In the comments last week, Joan Swan asked us to review how submissions are done. I raised my hand to offer this explanation:
I submit proposals and manuscripts on a multiple basis nearly all the time. While the proposal or the manuscript is being completed, I am talking about the project with various editors who I think might be interested. If they are, I add their names to a submission list, and when we deem the proposal or manuscript ready to submit, I set a date and tell the author when I am planning to send it out.
All of our proposals and manuscripts are now being submitted electronically as opposed to only a short while ago when they were sent in the mail. We find this is far more efficient and it has helped us streamline the process. With nonfiction proposals, we generally go to at least 20 publishers at a time. With fiction, we submit to 5 or 10. On the day of the submission, I sometimes call editors to say the material is coming to give them a heads up–editors receive so much material from agents and authors, I don’t want our submissions to get “lost” in a crowded inbox.

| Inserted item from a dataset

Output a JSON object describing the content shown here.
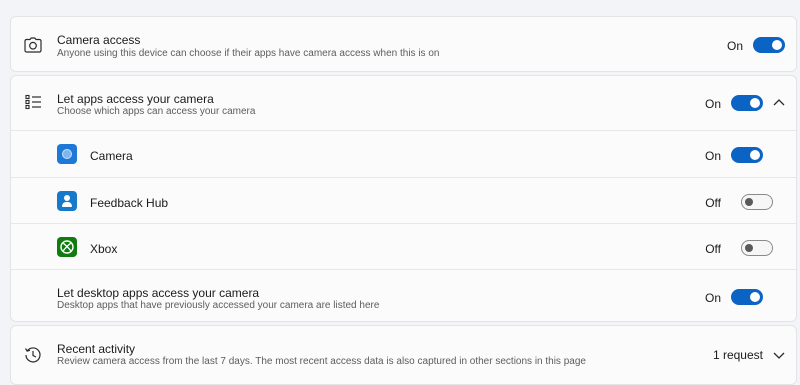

With nonfiction I usually begin following up, if I haven’t heard back from editors, about a week to 10 days later. With fiction I will wait for two weeks as reading an entire manuscript is bound to take longer than just a proposal. I ascertain the editor’s level of interest (and, yes, I collect their rejections) and then I gently try to press for when we will have an offer. If more than one publisher makes an offer, I usually try to have an auction.
Sometimes this process takes only a couple of days; sometimes it can take months depending upon how many interested parties I have and how many rounds of publishers I have to go to.
If I feel after the first round that more work needs to be done to improve the proposal or manuscript, based on feedback from the editors, I will suggest that to my client and share the comments that I have received from publishers. It is up to the author to decide whether he or she wants to make any changes.
Depending on the project and the comments I receive back from publishers, I decide just how far I will go in terms of submitting to more and smaller publishers. Sometimes we go to a number of rounds and sometimes we don’t. I do find though that I am persistent enough to sell a very high percentage of the projects I take on.
I am happy to answer any specific questions on this process if you have them.